After the centurion confessed: “Lord, I am not worthy to have you come under my roof; but only speak the word, and my servant will be healed” (Mt 8:8), Jesus praises his attitude, saying: “Truly I tell you, in no one in Israel have I found such faith” (Mt 8:10). It is faith in the healing power of Christ in Holy Communion that leads us to accept Him. The sincere awareness of our unworthiness “brings forth” the healing power of Christ. Many of us need bodily healing and Jesus heals them if we have faith and if it is God’s will. However, we all need soul therapy, because we are all still susceptible to Satan’s temptation and the effects of evil.

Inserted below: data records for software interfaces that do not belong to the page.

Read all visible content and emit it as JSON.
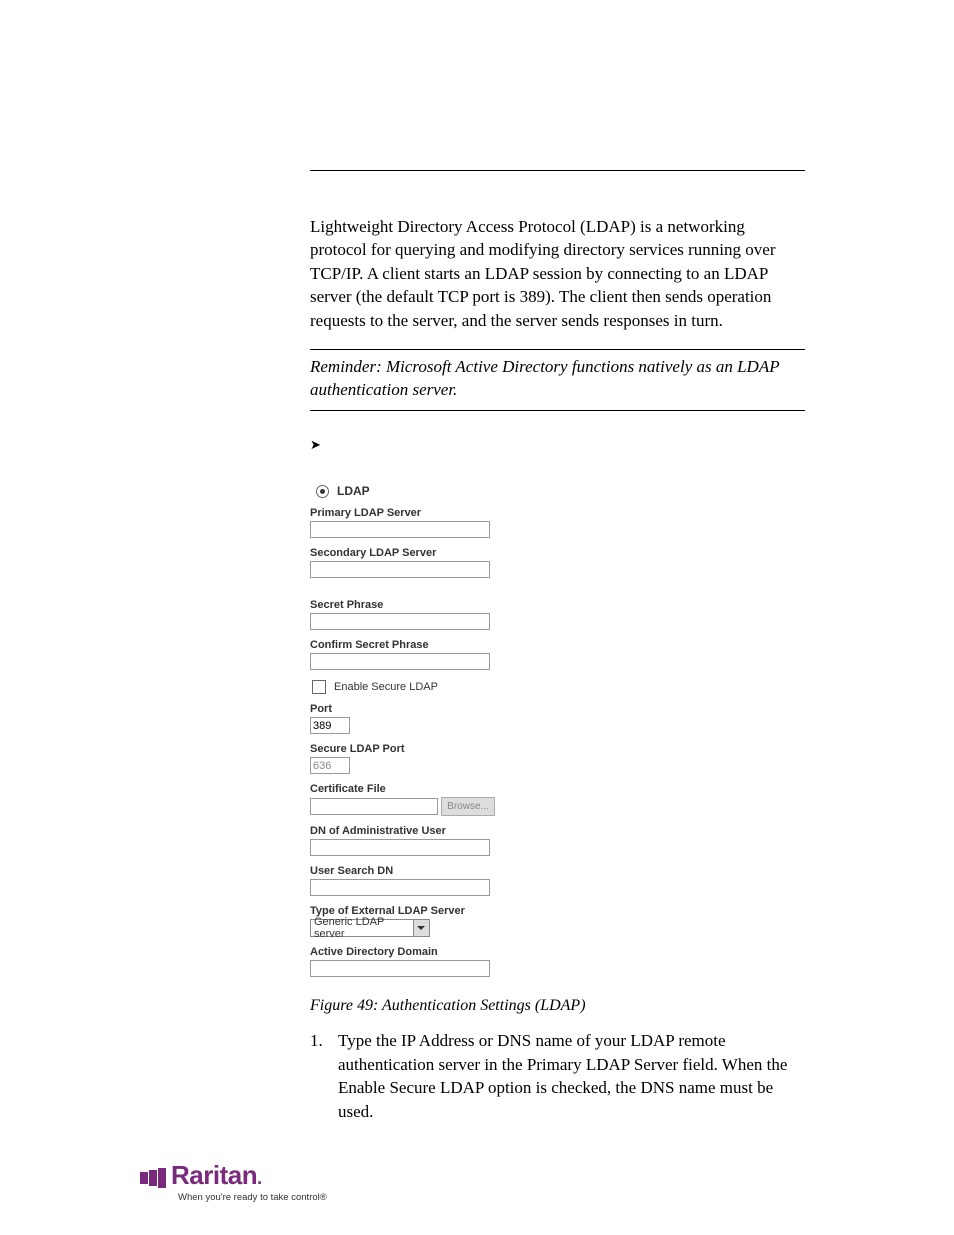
{
  "intro": "Lightweight Directory Access Protocol (LDAP) is a networking protocol for querying and modifying directory services running over TCP/IP. A client starts an LDAP session by connecting to an LDAP server (the default TCP port is 389). The client then sends operation requests to the server, and the server sends responses in turn.",
  "reminder": "Reminder: Microsoft Active Directory functions natively as an LDAP authentication server.",
  "arrow_glyph": "➤",
  "form": {
    "radio_ldap": "LDAP",
    "labels": {
      "primary": "Primary LDAP Server",
      "secondary": "Secondary LDAP Server",
      "secret": "Secret Phrase",
      "confirm_secret": "Confirm Secret Phrase",
      "enable_secure": "Enable Secure LDAP",
      "port": "Port",
      "secure_port": "Secure LDAP Port",
      "cert_file": "Certificate File",
      "browse": "Browse...",
      "dn_admin": "DN of Administrative User",
      "user_search_dn": "User Search DN",
      "type_ext": "Type of External LDAP Server",
      "ad_domain": "Active Directory Domain"
    },
    "values": {
      "port": "389",
      "secure_port": "636",
      "type_ext_selected": "Generic LDAP server"
    }
  },
  "caption": "Figure 49: Authentication Settings (LDAP)",
  "step1": {
    "num": "1.",
    "text": "Type the IP Address or DNS name of your LDAP remote authentication server in the Primary LDAP Server field. When the Enable Secure LDAP option is checked, the DNS name must be used."
  },
  "footer": {
    "brand": "Raritan",
    "dot": ".",
    "tagline": "When you're ready to take control®"
  }
}
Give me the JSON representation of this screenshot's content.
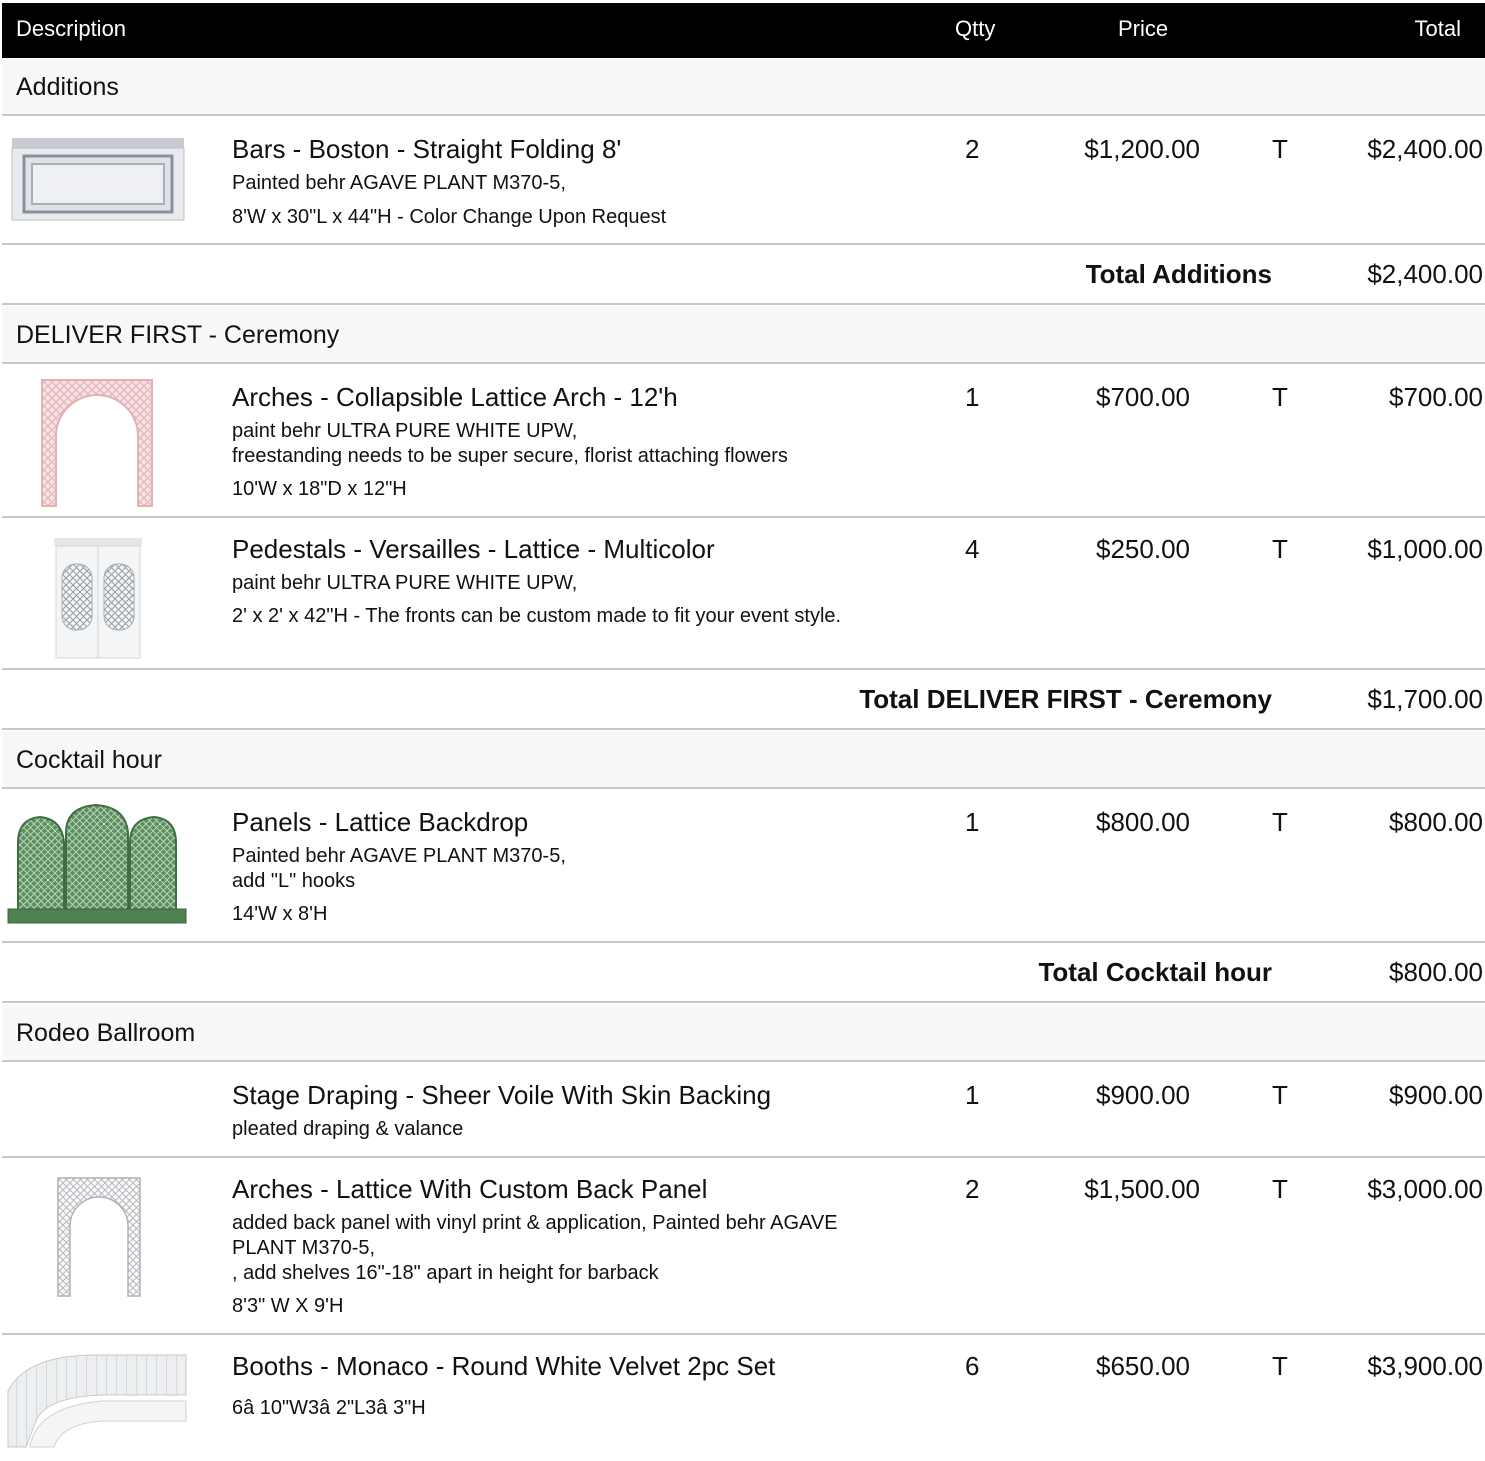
{
  "header": {
    "description": "Description",
    "qtty": "Qtty",
    "price": "Price",
    "total": "Total"
  },
  "sections": {
    "additions": {
      "title": "Additions",
      "items": [
        {
          "name": "Bars - Boston - Straight Folding 8'",
          "lines": [
            "Painted behr AGAVE PLANT M370-5,",
            "8'W x 30\"L x 44\"H - Color Change Upon Request"
          ],
          "qty": "2",
          "price": "$1,200.00",
          "tax": "T",
          "total": "$2,400.00"
        }
      ],
      "total_label": "Total Additions",
      "total_amount": "$2,400.00"
    },
    "ceremony": {
      "title": "DELIVER FIRST - Ceremony",
      "items": [
        {
          "name": "Arches - Collapsible Lattice Arch - 12'h",
          "lines": [
            "paint  behr ULTRA PURE WHITE UPW,",
            "freestanding needs to be super secure, florist attaching flowers",
            "10'W x 18\"D x 12\"H"
          ],
          "qty": "1",
          "price": "$700.00",
          "tax": "T",
          "total": "$700.00"
        },
        {
          "name": "Pedestals - Versailles - Lattice - Multicolor",
          "lines": [
            "paint  behr ULTRA PURE WHITE UPW,",
            "2' x 2' x 42\"H - The fronts can be custom made to fit your event style."
          ],
          "qty": "4",
          "price": "$250.00",
          "tax": "T",
          "total": "$1,000.00"
        }
      ],
      "total_label": "Total DELIVER FIRST - Ceremony",
      "total_amount": "$1,700.00"
    },
    "cocktail": {
      "title": "Cocktail hour",
      "items": [
        {
          "name": "Panels - Lattice Backdrop",
          "lines": [
            "Painted behr AGAVE PLANT M370-5,",
            "add \"L\" hooks",
            "14'W x 8'H"
          ],
          "qty": "1",
          "price": "$800.00",
          "tax": "T",
          "total": "$800.00"
        }
      ],
      "total_label": "Total Cocktail hour",
      "total_amount": "$800.00"
    },
    "rodeo": {
      "title": "Rodeo Ballroom",
      "items": [
        {
          "name": "Stage Draping - Sheer Voile With Skin Backing",
          "lines": [
            "pleated draping & valance"
          ],
          "qty": "1",
          "price": "$900.00",
          "tax": "T",
          "total": "$900.00"
        },
        {
          "name": "Arches - Lattice With Custom Back Panel",
          "lines": [
            "added back panel with vinyl print & application,  Painted behr AGAVE",
            "PLANT M370-5,",
            ", add shelves 16\"-18\" apart in height for barback",
            "8'3\" W X 9'H"
          ],
          "qty": "2",
          "price": "$1,500.00",
          "tax": "T",
          "total": "$3,000.00"
        },
        {
          "name": "Booths - Monaco - Round White Velvet 2pc Set",
          "lines": [
            "6â  10\"W3â  2\"L3â  3\"H"
          ],
          "qty": "6",
          "price": "$650.00",
          "tax": "T",
          "total": "$3,900.00"
        }
      ]
    }
  }
}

By accepting the Body of Christ, full of trust, do I open my heart? Do I ask the Lord to come to me in His mercy and “only say the word” and I will experience healing? This centurion speaks very simply, in a human manner, with deep conviction that what he asks for will happen; with such conviction as if the healing of his servant had already taken place! And when I speak his words, does Christ then “find” in my heart faith equal to that of a centurion? Is this really the case? Do I go with such faith in the communion procession to the One who can do everything?
Father Tadeusz Dajczer, founder of the Nazareth Family Movement, says this about experiencing this moment of the Holy Mass: “I will speak with faith. . . ‘but only say the word and my soul will be healed’, this is a word that has no limits of power, which is capable of changing my heart, healing my soul now [. . .]. I should not set limits to His infinite power and the infinity of His mercy. After all, it may happen that He, God present in the Eucharist, will at some point transform me with the power of these wonderful words [. . .]. It all seems crazy [the priest continues], but Jesus who comes to me in the Eucharist really loves me madly. And He really wants to live in me madly, to sanctify me, giving me, along with His holiness, Himself” (Dajczer T., Amazing Nearness, Eucharstic Renewal Books, 2009, pp. 102-103).
The priest has just said, “Blessed are those who are called to the supper of the Lamb.” By participating in the Holy Mass, we are already blessed, that is, happy, because in a moment we will meet Christ, our Lord and Saviour, our Friend and Healer; He will fill our hearts and walk with us through life. What else do we need to be happy!
It is worth paying attention to one more aspect of the confession: “Lord, I am not worthy. . .”. Well, we all say these words at the same time, the faithful and the priest. It is a common and humble declaration of faith in the power of Christ and at the same time a sign that we are creating one community to participate in this one unique Feast and to accept one and the same Bread of Life. This is how the Church appears, one community united by faith and prayer, gathered around the table where Christ, the Son of God, becomes the food that gives life.
In this community spirit, we want to receive Holy Communion today.
Prayer of Saint Faustina (after Holy Communion):
“O my Creator and Lord, you alone, above all these [all] gifts, give yourself to me and unite yourself closely with your miserable creation. Here our hearts understand each other without any choice of words; here, no one can interrupt our speech. What I am talking about with You, O Jesus, is our secret, which creatures will not know and Angels do not dare to ask. These are secret forgivenesss that only Jesus and I know about – it is the mystery of His mercy that embraces each individual soul. For this incomprehensible goodness of Yours, I adore You, O Creator and Lord, with all my heart and soul. And although my adoration is so miserable and small, I am at peace because I know that You know that it is sincere, although so clumsy” (Diary 1692).